Logo Title Quebec Reading Connection

The Unfinished Life of Addison Stone

Griffin, Adele (Author)
Soho Press 2014. 248 pages
First published: 2014
ISBN: 9781616953607 (hardcover)
Original language: English
Book type: Novel
Book genre: Multigenre

Text Elements:

multimodal, point of view

Reading Range

 
Cycle
Elementary
Secondary
 
1
2
3
1
2
ELA
K
1
2
3
4
5
6
1
2
3
4
5

Description:

Beginning with the death of illustrious Rhode Island visual artist, Addison Stone, this hybrid novel tries to piece together who she truly was and how she came to an untimely end.

Told in a chorus of voices through a series of interviews, her parents, best friend, former teachers, agent, therapists, two exes and various acquaintances from the art world offer differing opinions and points of view, piecing together a kaleidoscopic vision of young Addison.
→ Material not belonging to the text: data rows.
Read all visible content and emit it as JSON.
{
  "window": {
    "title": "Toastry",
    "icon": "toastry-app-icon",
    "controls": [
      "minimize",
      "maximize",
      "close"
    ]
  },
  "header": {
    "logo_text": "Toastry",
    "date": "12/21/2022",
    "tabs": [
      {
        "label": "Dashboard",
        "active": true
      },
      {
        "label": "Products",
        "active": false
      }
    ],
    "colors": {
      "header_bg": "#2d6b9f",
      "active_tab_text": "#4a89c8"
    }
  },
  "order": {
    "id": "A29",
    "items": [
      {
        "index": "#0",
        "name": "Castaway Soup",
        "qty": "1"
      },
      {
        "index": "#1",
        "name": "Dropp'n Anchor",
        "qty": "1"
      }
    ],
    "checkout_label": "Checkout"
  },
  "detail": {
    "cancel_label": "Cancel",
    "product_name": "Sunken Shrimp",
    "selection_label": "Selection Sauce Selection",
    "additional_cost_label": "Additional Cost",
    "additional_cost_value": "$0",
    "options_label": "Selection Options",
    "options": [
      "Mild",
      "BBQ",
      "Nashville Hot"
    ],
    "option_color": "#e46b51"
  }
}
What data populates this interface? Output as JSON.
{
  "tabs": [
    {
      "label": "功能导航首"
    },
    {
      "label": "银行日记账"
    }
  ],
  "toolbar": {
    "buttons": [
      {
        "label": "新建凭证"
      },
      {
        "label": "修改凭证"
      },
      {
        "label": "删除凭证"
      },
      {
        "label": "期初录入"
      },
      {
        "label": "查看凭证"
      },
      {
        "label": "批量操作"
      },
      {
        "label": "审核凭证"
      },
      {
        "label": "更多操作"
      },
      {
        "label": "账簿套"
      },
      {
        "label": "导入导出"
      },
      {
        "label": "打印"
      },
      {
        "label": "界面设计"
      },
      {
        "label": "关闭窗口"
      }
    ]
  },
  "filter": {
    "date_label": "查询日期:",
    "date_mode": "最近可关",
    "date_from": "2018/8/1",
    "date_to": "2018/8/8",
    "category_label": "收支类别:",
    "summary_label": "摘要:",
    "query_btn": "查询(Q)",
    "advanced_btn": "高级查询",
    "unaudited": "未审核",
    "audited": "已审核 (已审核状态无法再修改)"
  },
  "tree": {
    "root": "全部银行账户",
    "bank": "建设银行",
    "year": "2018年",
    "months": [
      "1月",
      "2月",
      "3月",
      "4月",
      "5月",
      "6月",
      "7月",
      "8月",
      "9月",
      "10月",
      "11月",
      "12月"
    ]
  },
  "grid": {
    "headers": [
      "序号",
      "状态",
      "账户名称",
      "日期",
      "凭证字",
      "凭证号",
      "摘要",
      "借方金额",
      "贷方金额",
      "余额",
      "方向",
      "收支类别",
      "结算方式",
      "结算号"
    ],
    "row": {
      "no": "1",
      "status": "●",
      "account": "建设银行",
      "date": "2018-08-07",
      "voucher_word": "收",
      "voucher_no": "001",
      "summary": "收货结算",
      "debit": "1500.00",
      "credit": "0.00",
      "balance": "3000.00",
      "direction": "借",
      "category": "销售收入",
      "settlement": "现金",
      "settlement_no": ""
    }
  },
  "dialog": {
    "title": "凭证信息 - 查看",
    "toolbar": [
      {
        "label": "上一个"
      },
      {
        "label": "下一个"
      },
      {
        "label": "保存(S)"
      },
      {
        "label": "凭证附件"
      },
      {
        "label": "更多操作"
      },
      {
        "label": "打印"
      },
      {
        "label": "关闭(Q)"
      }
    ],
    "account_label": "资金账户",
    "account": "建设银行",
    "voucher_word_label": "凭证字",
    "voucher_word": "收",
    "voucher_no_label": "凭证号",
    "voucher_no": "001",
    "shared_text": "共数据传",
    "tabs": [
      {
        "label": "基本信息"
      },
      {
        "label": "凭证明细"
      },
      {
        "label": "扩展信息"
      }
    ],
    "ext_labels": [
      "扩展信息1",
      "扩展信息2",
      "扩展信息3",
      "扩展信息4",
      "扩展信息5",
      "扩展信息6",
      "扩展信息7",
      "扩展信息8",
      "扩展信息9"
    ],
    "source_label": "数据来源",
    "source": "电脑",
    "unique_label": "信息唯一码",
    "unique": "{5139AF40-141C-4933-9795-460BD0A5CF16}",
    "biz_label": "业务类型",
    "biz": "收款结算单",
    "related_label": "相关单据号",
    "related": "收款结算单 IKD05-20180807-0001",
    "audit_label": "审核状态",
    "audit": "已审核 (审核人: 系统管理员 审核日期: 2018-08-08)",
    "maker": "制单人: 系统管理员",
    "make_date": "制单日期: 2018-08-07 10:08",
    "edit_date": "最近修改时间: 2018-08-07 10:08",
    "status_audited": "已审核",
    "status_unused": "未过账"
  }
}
Using carefully constructed images of Addison’s artwork, photographs of her with key people in her life, magazine articles, her own emails and excerpts of her voice from the press, an entire world surrounding the fictional Addison Stone is created, giving a sense of reality to her spectral personality.

Aside from hard work and partying with a jet-setting New York art crowd, Addison is plagued by mental illness and hears voices, most vividly a woman named Ida, a painter from the early 1900s. Her connection to this voice leads to a suicide attempt and being medicated. Her grade school teacher reminisces: “I tried not to see the other side of Addison – a darker word than dark. But if you were to ask me if darkness were in her, too, I’d have to say yes. Even as a little girl.”

The text raises important questions about fame, persona and versions of the truth.

  •  

    This multimodal fictional biography begins with a news story and author prologue that set up the context. Multiple voices with different points of view are used to structure and enhance the narrative.

  •  

    The book’s author stated that “Addison’s story is a chorus.” In small groups, discuss the benefits and challenges of this approach to storytelling.

  •  

    Select a chapter and retell its events from the point of view of a different character. Consider the new character’s level of involvement and the potential consequences for them, as well as their level of emotional connection and the nature of their relationship with the other participants in the scene. Share the retelling with a partner and reflect on the choices made during the writing process.

  • Health and Well-Being
  • Visual Arts